The cyber-attack on Transnet’s IT systems, along with the destruction caused by the recent civil unrest, could severely affect the availability of fertiliser for the current cropping season, according to Dr Pieter Haumann, CEO of the Fertilizer Association of South Africa (Fertasa).
Following the recent civil unrest in KwaZulu-Natal and Gauteng that left many communities without access to basic staple food items, several agricultural organisations have joined forces to donate tons of food items to those in need.
A lot has been happening behind the scenes to facilitate the legalisation of hemp production, with the Department of Agriculture, Land Reform and Rural Development (agriculture department) set to start issuing manufacturing and production permits by October.
Apart from possible livestock losses, the widespread cold weather experienced across South Africa has also increased the risk of wildfires.
During the recent riots in KwaZulu-Natal, looters stormed 10 farms and stole about two million birds. This was according to Izaak Breytenbach, general manager of the Broiler Organisation of the South African Poultry Association (SAPA).
Disruptions in Transnet’s IT applications following a cyber-attack has brought agricultural imports and exports to a standstill, according to role players in the industry.
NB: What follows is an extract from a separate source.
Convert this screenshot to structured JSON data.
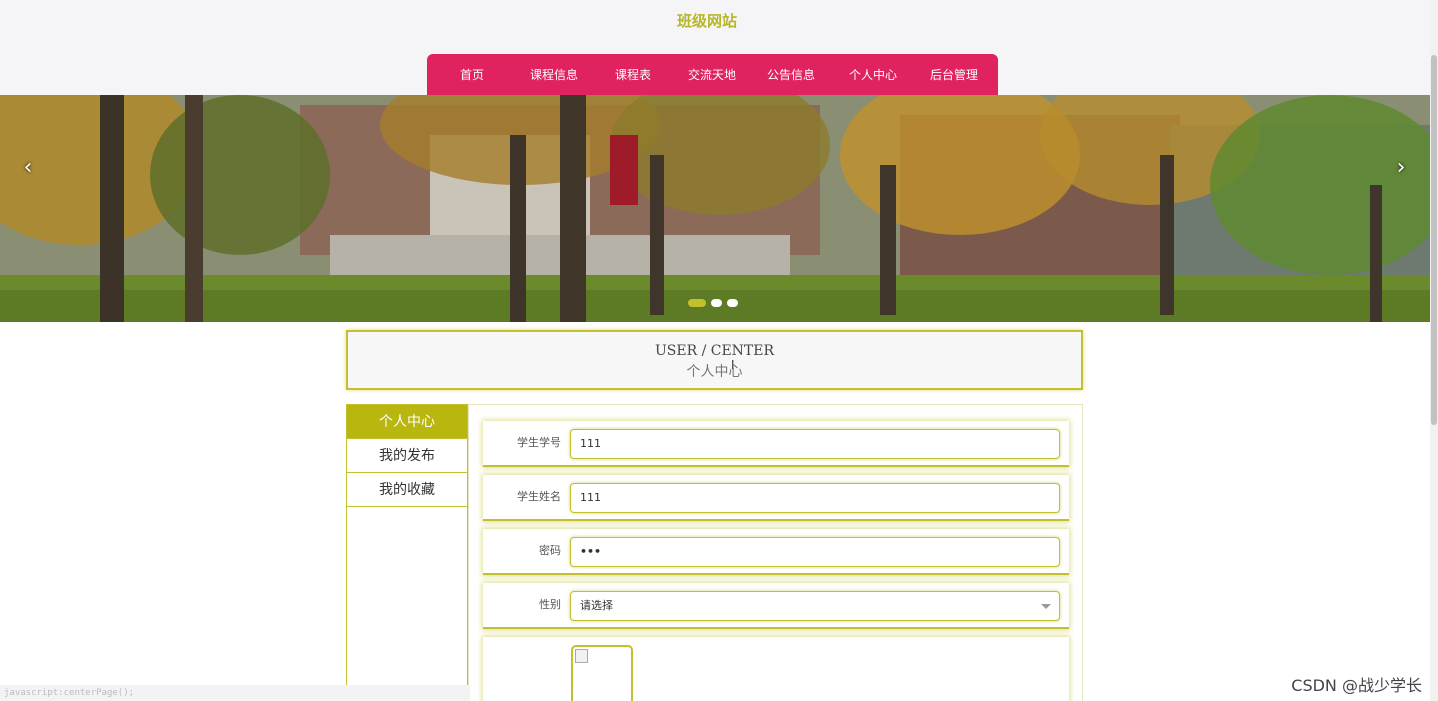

Anti-dumping tariffs on frozen French fries imported from the Netherlands and Germany have expired, leaving the South African potato industry vulnerable to ‘dumping’.
The KwaZulu-Natal (KZN) farming community has lauded the way in which South Africans have come together to support people affected by the recent rioting and looting in this province and in Gauteng.
Fuel prices are set for another increase in August, with the diesel price expected to increase 58c/l. This was according to the Automobile Association (AA).
The EU’s Green Deal could see a drastic reduction in food imports to the region, which would heavily affect South Africa’s fresh produce industry.
An ambitious plan to bolster agricultural extension services announced earlier in the year during the tabling of the National Budget seems to be going nowhere slowly.
The impact of the recent widespread unrest and rioting in KwaZulu-Natal and Gauteng on the distribution of imported agricultural chemicals and fertiliser was extremely worrying, said Corné Louw, economist at Grain SA.